It doesn’t make any sense, and Peter knows that. It makes absolutely no sense, and Peter feels utterly ridiculous now. It was foolish and impulsive and childish.

And somehow, they all completely understand.

The anger dissipates from Raven’s face, and Professor Xavier smiles sympathetically while Hank pats him on the shoulder.

Compassion is unnerving.

It’s also kind of emboldening.

Chewing his lip, he nods his head. “It was a trap.”

Sympathetic, yes.

Completely changed, no.

“What was your first clue?” Raven deadpans.

Peter deserves that one. “It was Psylocke,” he says. “Great figure; crazy eyes. All about swords and shiny things that come out of her hands.”

Hank tilts his head. “Was your wound from her laser?”

“No, the sword,” Peter says. “She got me from behind.”

Professor Xavier is contemplating this. “I had hoped she was using her loss in Cairo to turn over a new leaf.”

“Yeah, not so much,” Raven says, sounding genuinely annoyed now. “This is probably just the first step for her. She could be plotting a much larger game of revenge.”

“And if she finds out Peter’s not dead?” Hank asks.

“Then we need to focus our efforts on her,” Professor Xavier says. “Immediately.”

He’s moving toward the door already, and Peter feels another second slipping by. A split second doesn’t matter a lot necessarily

It can, though.

If you know how to use it.

Peter clears his throat.

The professor stops. Raven and Hank look at him.

“For the record,” he says. “I know I screwed up.”

“Yeah,” Mystique says, like this is the most obvious thing in the world. “You did.”

His pride is seriously wounded now, but what the hell. If he’s going, he’s going for broke. “I’m sorry,” he blurts finally. “I can tell you everything I remember about Psylocke, and then as soon as I’m better, I’ll get out of your hair.”

Raven’s face screws up.

He holds up his hand. “And I know, I know: I’ll leave the suit.”

This, for some reason, doesn’t actually make her happier. “Like hell you will.”

Peter is taken aback. “You want me to keep the suit?”

She’s rolling her eyes.

“You want me to go over more details?”


He stops, a thousand more explanations on his tongue.

“Like hell you’ll leave,” she says, punctuating the words heavily. “That’s not how a team works.”

For a moment, time stops.

Like, actually stops.

Raven is staring at him. The professor is smiling. Hank is still mid-nod, and Peter realizes something he probably should have realized a long time ago.

The X-Men don’t care about the fact that he’s really fast.
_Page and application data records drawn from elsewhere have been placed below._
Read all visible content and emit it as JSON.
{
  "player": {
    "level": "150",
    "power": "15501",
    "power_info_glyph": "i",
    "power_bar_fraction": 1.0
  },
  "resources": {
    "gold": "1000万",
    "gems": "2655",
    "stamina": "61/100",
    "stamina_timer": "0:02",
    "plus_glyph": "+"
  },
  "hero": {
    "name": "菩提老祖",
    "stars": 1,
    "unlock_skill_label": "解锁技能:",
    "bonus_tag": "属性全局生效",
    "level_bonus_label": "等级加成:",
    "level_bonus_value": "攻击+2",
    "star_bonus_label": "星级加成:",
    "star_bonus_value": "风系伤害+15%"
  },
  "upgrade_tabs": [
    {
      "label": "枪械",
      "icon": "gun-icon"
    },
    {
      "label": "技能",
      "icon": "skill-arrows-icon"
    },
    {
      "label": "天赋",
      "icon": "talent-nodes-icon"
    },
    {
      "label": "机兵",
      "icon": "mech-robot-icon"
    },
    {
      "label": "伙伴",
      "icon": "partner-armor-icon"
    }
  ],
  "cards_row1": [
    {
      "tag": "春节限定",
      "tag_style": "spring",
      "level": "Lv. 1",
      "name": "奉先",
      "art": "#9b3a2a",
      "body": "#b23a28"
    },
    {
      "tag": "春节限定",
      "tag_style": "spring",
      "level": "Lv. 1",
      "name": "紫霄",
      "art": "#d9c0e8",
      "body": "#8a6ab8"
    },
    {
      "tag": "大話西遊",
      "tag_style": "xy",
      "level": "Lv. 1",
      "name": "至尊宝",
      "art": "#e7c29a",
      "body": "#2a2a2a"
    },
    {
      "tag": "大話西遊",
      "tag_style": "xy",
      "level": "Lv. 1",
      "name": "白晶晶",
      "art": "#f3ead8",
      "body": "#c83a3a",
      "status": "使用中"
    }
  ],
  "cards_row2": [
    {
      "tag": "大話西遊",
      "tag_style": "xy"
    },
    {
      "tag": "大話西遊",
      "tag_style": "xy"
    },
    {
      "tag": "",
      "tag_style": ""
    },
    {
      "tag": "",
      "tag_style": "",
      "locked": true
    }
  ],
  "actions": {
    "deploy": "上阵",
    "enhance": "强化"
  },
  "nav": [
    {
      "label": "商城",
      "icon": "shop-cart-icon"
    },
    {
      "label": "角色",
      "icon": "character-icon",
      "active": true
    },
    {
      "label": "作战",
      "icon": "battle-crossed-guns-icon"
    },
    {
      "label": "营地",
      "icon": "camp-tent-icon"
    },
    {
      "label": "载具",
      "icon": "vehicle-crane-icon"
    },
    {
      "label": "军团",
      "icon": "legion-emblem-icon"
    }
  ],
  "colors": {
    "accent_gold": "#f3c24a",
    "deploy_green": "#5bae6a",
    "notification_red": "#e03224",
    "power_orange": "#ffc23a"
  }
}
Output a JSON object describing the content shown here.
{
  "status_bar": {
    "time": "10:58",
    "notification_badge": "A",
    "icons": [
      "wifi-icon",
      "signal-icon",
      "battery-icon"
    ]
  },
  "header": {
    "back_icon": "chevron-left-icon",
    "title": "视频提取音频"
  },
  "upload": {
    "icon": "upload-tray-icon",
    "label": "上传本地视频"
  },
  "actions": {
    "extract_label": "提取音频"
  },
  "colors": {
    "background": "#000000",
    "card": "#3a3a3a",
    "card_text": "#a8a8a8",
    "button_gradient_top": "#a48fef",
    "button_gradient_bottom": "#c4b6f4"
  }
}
It’s useful, sure, but that’s not why they offered him a place on the team. The reality that he’s Magneto’s son is not why Charles Xavier invited him to stay indefinitely at his school. There’s a reason Hank McCoy runs tests on his speed capacity and physical capabilities every week, and it’s not because they need Peter to be faster.

It’s because they want Peter on the team.

They want him to stop long enough to realize he wants to be here, too.

“Oh,” he says, for lack of something better to say. “Huh.”

Mystique looks like she may kill him again. “Really? Huh?”

“Eh,” he says. “Fast guy; slower learner.”

She huffs, shaking her head derisively. “We’ll get you there, Maximoff,” she says. “Someday.”

It may take a lifetime -- it may take a second -- but Peter suspects she’s right.


Peter knows what started this, he remembers. He knows he came looking for his family. That’s why he came to Xavier’s school; that’s why he went to that warehouse. That’s how he ended up in Egypt with the X-Men.

It’s a weird thing for Peter to work at chasing something down. Split second, boom: chase done.

(Erik’s still gone, though. He’s still hiding, laying low, whatever. He still doesn’t know. How can he not know?)

Weirder still that he’s missed the obvious.

The obvious, if you must ask, is this:

Peter left looking for his family.

Funny enough, he found just that.